This study identified low levels of having four or more ANC visits, SBA, and CS, together with a suboptimal coverage of these maternal healthcare services Afghanistan. We found that overall, only 18% of women attended four or more ANC visits, 53.6% received care by an SBA, and 3.4% of recent births were delivered by CS. With this small proportion of women using maternal healthcare, overall maternal health is at risk in Afghanistan, which accentuates the need to address the circumstances influencing the current low level of utilization of maternal healthcare services .

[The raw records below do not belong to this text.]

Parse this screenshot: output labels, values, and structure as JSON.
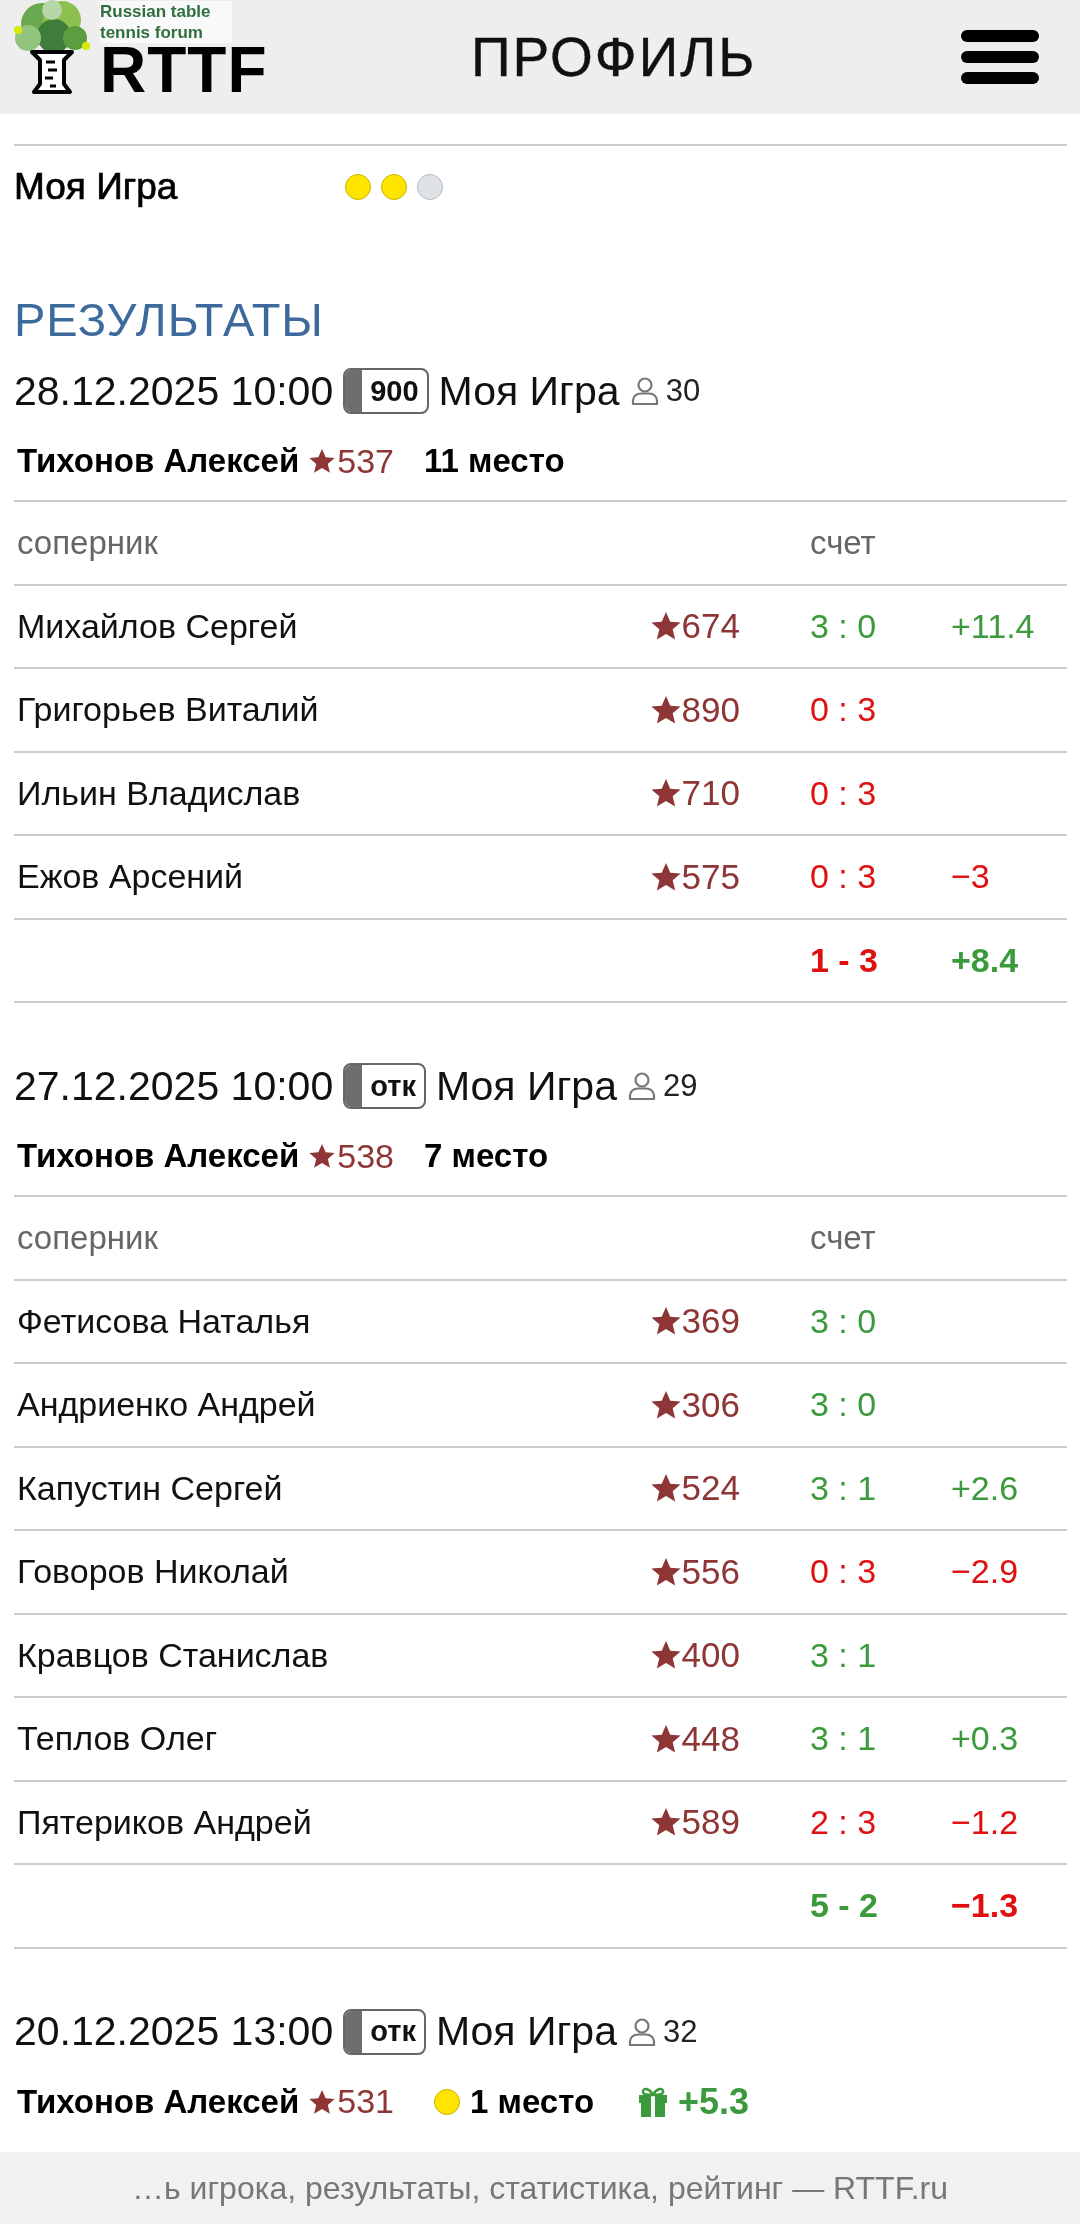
{
  "header": {
    "logo": {
      "tagline": "Russian table tennis forum",
      "name": "RTTF"
    },
    "title": "ПРОФИЛЬ"
  },
  "game": {
    "name": "Моя Игра",
    "dots": [
      {
        "filled": true
      },
      {
        "filled": true
      },
      {
        "filled": false
      }
    ]
  },
  "results": {
    "title": "РЕЗУЛЬТАТЫ",
    "events": [
      {
        "date": "28.12.2025 10:00",
        "badge": "900",
        "tournament": "Моя Игра",
        "players": "30",
        "player": {
          "name": "Тихонов Алексей",
          "rating": "537",
          "place": "11 место"
        },
        "columns": {
          "opponent": "соперник",
          "score": "счет"
        },
        "rows": [
          {
            "name": "Михайлов Сергей",
            "rating": "674",
            "score": "3 : 0",
            "won": true,
            "delta": "+11.4",
            "gain": true
          },
          {
            "name": "Григорьев Виталий",
            "rating": "890",
            "score": "0 : 3",
            "won": false
          },
          {
            "name": "Ильин Владислав",
            "rating": "710",
            "score": "0 : 3",
            "won": false
          },
          {
            "name": "Ежов Арсений",
            "rating": "575",
            "score": "0 : 3",
            "won": false,
            "delta": "−3",
            "gain": false
          }
        ],
        "total": {
          "score": "1 - 3",
          "won": false,
          "delta": "+8.4",
          "gain": true
        }
      },
      {
        "date": "27.12.2025 10:00",
        "badge": "отк",
        "tournament": "Моя Игра",
        "players": "29",
        "player": {
          "name": "Тихонов Алексей",
          "rating": "538",
          "place": "7 место"
        },
        "columns": {
          "opponent": "соперник",
          "score": "счет"
        },
        "rows": [
          {
            "name": "Фетисова Наталья",
            "rating": "369",
            "score": "3 : 0",
            "won": true
          },
          {
            "name": "Андриенко Андрей",
            "rating": "306",
            "score": "3 : 0",
            "won": true
          },
          {
            "name": "Капустин Сергей",
            "rating": "524",
            "score": "3 : 1",
            "won": true,
            "delta": "+2.6",
            "gain": true
          },
          {
            "name": "Говоров Николай",
            "rating": "556",
            "score": "0 : 3",
            "won": false,
            "delta": "−2.9",
            "gain": false
          },
          {
            "name": "Кравцов Станислав",
            "rating": "400",
            "score": "3 : 1",
            "won": true
          },
          {
            "name": "Теплов Олег",
            "rating": "448",
            "score": "3 : 1",
            "won": true,
            "delta": "+0.3",
            "gain": true
          },
          {
            "name": "Пятериков Андрей",
            "rating": "589",
            "score": "2 : 3",
            "won": false,
            "delta": "−1.2",
            "gain": false
          }
        ],
        "total": {
          "score": "5 - 2",
          "won": true,
          "delta": "−1.3",
          "gain": false
        }
      },
      {
        "date": "20.12.2025 13:00",
        "badge": "отк",
        "tournament": "Моя Игра",
        "players": "32",
        "player": {
          "name": "Тихонов Алексей",
          "rating": "531",
          "medal": true,
          "place": "1 место",
          "bonus": "+5.3"
        }
      }
    ]
  },
  "footer": {
    "text": "…ь игрока, результаты, статистика, рейтинг — RTTF.ru"
  }
}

This study highlighted the low utilization of maternal healthcare (ANC, SBA, and CS), with wide disparities among certain socioeconomic determinants of health. Women’s education, wealth status, urbanity, and autonomy were found to be the major determinants of service utilization. This underscores the need for an adequate health strategy and the implementation of policies to raise awareness among communities to improve maternal healthcare uptake through multipurpose approaches to address both societal and medical issues faced by the women of Afghanistan. Access to emergency obstetric services should be ensured in remote locations to prevent obstetric complications. In conclusion, basic and comprehensive maternal healthcare services should be received by every woman to improve maternal health.